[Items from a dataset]
= = = = = = =

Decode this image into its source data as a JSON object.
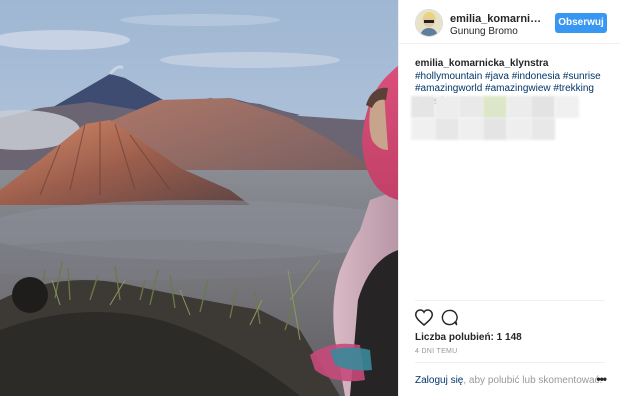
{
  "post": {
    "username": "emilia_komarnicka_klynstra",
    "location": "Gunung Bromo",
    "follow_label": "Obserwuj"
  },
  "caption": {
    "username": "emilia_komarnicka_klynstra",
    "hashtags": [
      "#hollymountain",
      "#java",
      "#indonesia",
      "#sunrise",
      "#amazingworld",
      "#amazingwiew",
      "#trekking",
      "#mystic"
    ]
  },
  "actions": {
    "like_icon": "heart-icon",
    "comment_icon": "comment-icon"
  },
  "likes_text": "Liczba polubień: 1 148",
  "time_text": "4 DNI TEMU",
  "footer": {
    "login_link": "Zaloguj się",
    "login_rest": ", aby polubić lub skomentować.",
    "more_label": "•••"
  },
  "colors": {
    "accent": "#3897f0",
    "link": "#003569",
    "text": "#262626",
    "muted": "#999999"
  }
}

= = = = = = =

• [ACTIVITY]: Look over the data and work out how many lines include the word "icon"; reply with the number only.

• [EXERCISE OUTPUT]: 2